◆ Work request
Using the string "film" as the key, pull each matching line out of the records below.

◆ Data
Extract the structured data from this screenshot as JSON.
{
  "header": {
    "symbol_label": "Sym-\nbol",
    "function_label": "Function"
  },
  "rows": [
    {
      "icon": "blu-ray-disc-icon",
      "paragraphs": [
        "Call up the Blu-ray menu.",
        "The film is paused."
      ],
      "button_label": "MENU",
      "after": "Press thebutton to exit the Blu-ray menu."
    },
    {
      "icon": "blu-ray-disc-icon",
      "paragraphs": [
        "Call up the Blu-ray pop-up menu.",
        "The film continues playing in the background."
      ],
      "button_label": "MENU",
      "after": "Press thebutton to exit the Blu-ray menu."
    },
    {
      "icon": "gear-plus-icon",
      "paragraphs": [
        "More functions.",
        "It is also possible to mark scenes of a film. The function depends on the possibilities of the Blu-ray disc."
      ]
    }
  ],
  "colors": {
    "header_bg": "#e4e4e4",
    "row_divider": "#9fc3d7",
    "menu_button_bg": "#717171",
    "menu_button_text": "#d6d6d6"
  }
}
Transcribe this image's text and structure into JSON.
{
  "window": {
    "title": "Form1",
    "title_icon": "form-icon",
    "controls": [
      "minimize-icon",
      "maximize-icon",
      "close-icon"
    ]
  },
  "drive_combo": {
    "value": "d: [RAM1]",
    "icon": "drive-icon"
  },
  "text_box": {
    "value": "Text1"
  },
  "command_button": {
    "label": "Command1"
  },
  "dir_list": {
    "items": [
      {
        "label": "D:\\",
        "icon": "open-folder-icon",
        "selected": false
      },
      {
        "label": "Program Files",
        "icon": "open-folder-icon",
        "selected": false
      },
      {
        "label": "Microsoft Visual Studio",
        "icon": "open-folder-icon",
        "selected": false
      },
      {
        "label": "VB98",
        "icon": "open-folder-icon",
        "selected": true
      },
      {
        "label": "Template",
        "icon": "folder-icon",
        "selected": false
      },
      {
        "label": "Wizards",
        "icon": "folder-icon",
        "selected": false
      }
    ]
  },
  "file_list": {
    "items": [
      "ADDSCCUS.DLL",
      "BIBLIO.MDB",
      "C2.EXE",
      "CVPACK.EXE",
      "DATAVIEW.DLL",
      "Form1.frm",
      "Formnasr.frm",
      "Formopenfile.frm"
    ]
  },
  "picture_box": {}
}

◆ Task answer
        "The film is paused."
        "The film continues playing in the background."
        "It is also possible to mark scenes of a film. The function depends on the possibilities of the Blu-ray disc."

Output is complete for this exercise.